CABARRUS COUNTY, N.C. (WBTV) - An unprecedented holiday calls for an unprecedented celebration. To that end, the cities of Concord, Harrisburg, Kannapolis, Midland, Mt. Pleasant and Cabarrus County have teamed to produce the Cabarrus Virtual Holiday Celebration.
The one-hour special event includes virtual tree lighting ceremonies for the cities of Concord, Harrisburg and Kannapolis; musical performances; and a special visitor from the North Pole—Santa Claus.
Gather your family and pour a cup of hot cocoa to enjoy a reading of the classic tale, " ‘Twas the Night Before Christmas,” by Clement Moore, featuring Mayors Bill Dusch of Concord, Darrell Hinnant of Kannapolis, John Crump of Midland, Del Eudy of Mt. Pleasant, Steve Sciascia of Harrisburg and Cabarrus County Board of Commissioners Chair Steve Morris.
Officials hope the event is a way for locals to connect with friends and family who have moved from the area, including Cabarrus residents stationed across the country and deployed around the world.
“The fact that we have to take it virtual opens us up to a whole new opportunity to unite our community in a way we hadn’t considered prior to the pandemic,” said Cabarrus County Manager Mike Downs. “It means that anyone who’s ever lived here can participate. As they watch the hometown holiday celebration, they’ll see familiar sights and have familiar experiences. We’ll form new memories at a time when we need it most.”
Downs and his family hosted three different exchange students between 2003 and 2012, and he’s invited each of them—Ferit Donmezer in Germany, Emma Sandin in Sweden and Maria Schosler Zink in Denmark—to the virtual event.
“They’re now grown and some have their own families, but Cabarrus County will always be a part of their lives,” Downs said. “They can participate and share in the special ways we honor family, faith and tradition.”
The City of Concord has reached out to its sister cities—Killarney, Ireland and Freeport, Bahamas—to share the invitation and extend holiday cheer.
For more information on this and other local holiday events, visit the Cabarrus Virtual Holiday Celebration Facebook page @CabarrusVirtualHoliday.
Supporting a healthy and safe holiday season
Earlier this week, the North Carolina Department of Health and Human Services issued its first COVID-19 County Alert System report, which ranked Cabarrus as having “substantial community spread.”
The rankings are determined using a combination of case rate, percentage of positive tests and hospital impact within the county.
The Virtual Holiday Celebration is one way local leaders are managing the balance between holiday tradition and public health concerns.
Local government agencies have modified tree lightings, visits with Santa Claus and other special holiday activities to meet state and federal recommendations.
Still, officials realize that individuals will ultimately need to make their own decisions about private holiday gatherings.
No matter how many people gather, if families spend 15 minutes or more together over a 24-hour period—masks on or off—they are at greater risk of transmission. Symptoms may appear anytime up to 14 days after the event.
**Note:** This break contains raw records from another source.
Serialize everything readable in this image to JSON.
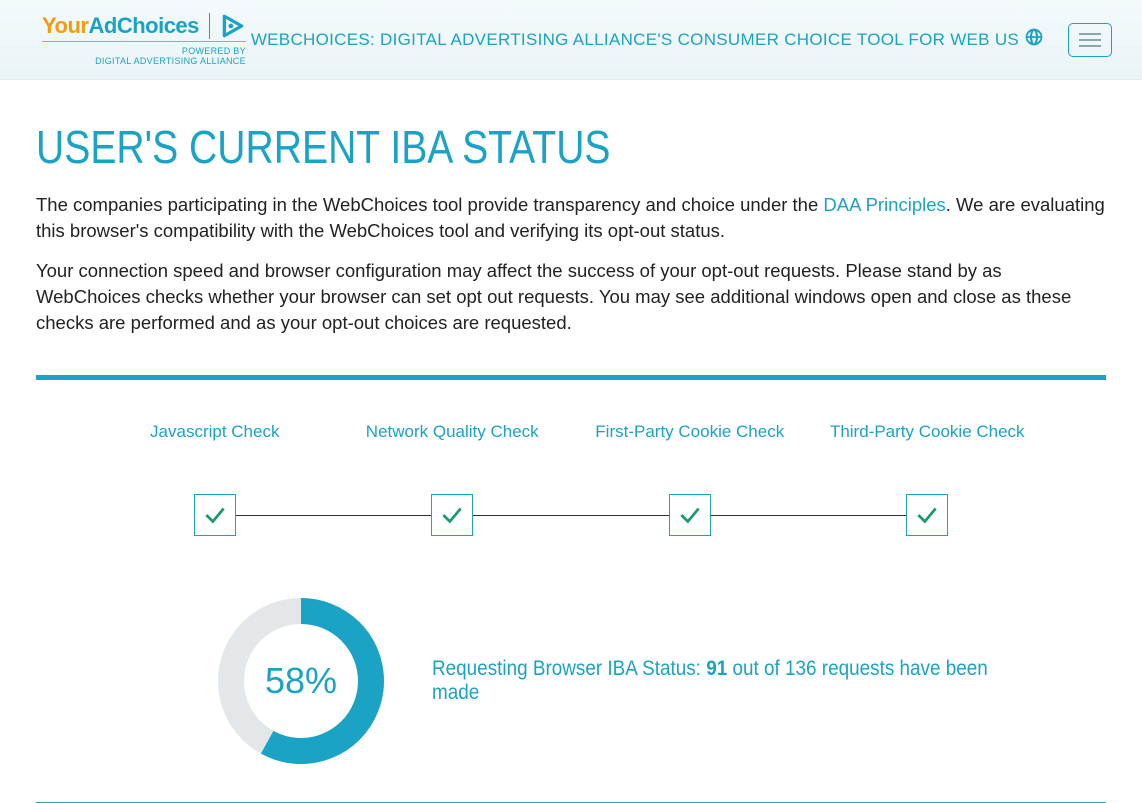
{
  "header": {
    "logo_your": "Your",
    "logo_ad": "Ad",
    "logo_choices": "Choices",
    "logo_subtitle": "POWERED BY\nDIGITAL ADVERTISING ALLIANCE",
    "title": "WEBCHOICES: DIGITAL ADVERTISING ALLIANCE'S CONSUMER CHOICE TOOL FOR WEB US"
  },
  "page": {
    "title": "USER'S CURRENT IBA STATUS",
    "para1_a": "The companies participating in the WebChoices tool provide transparency and choice under the ",
    "para1_link": "DAA Principles",
    "para1_b": ". We are evaluating this browser's compatibility with the WebChoices tool and verifying its opt-out status.",
    "para2": "Your connection speed and browser configuration may affect the success of your opt-out requests. Please stand by as WebChoices checks whether your browser can set opt out requests. You may see additional windows open and close as these checks are performed and as your opt-out choices are requested."
  },
  "checks": {
    "items": [
      {
        "label": "Javascript Check"
      },
      {
        "label": "Network Quality Check"
      },
      {
        "label": "First-Party Cookie Check"
      },
      {
        "label": "Third-Party Cookie Check"
      }
    ]
  },
  "progress": {
    "percent": 58,
    "percent_label": "58%",
    "text_a": "Requesting Browser IBA Status: ",
    "completed": "91",
    "text_b": " out of 136 requests have been made"
  },
  "colors": {
    "accent": "#1aa3c4",
    "orange": "#f39c12",
    "check_green": "#1a9b6c"
  }
}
“Making the decision to stay home or stay six feet apart is a difficult one to make, but it could set the course for your entire holiday season,” said Cabarrus Health Alliance Director Dr. Bonnie Coyle. “One sick employee could have a major impact on local businesses—not so much over the holiday weekend, but in the days and weeks that follow.”
The Cabarrus Health Alliance issued these tips for residents to consider:
1. A negative test is not a free pass. A COVID-19 test does not eliminate risk; it measures your status at a point in time. Continue to practice your 3 W’s—especially when around those outside of your immediate household or bubble.
2. If you test positive (or have been exposed to someone who is positive) stay home and follow your quarantine directions. If you have reason to test, quarantine until you receive your results.
3. Smaller is better, but not a guarantee.
It is discouraged to have Thanksgiving with family or friends who are not part of your immediate household or bubble. The size of a gathering has no impact on transmission; however, it can limit the number of people affected. If you attend a gathering, let other guests know the level of interaction with which you’re most comfortable.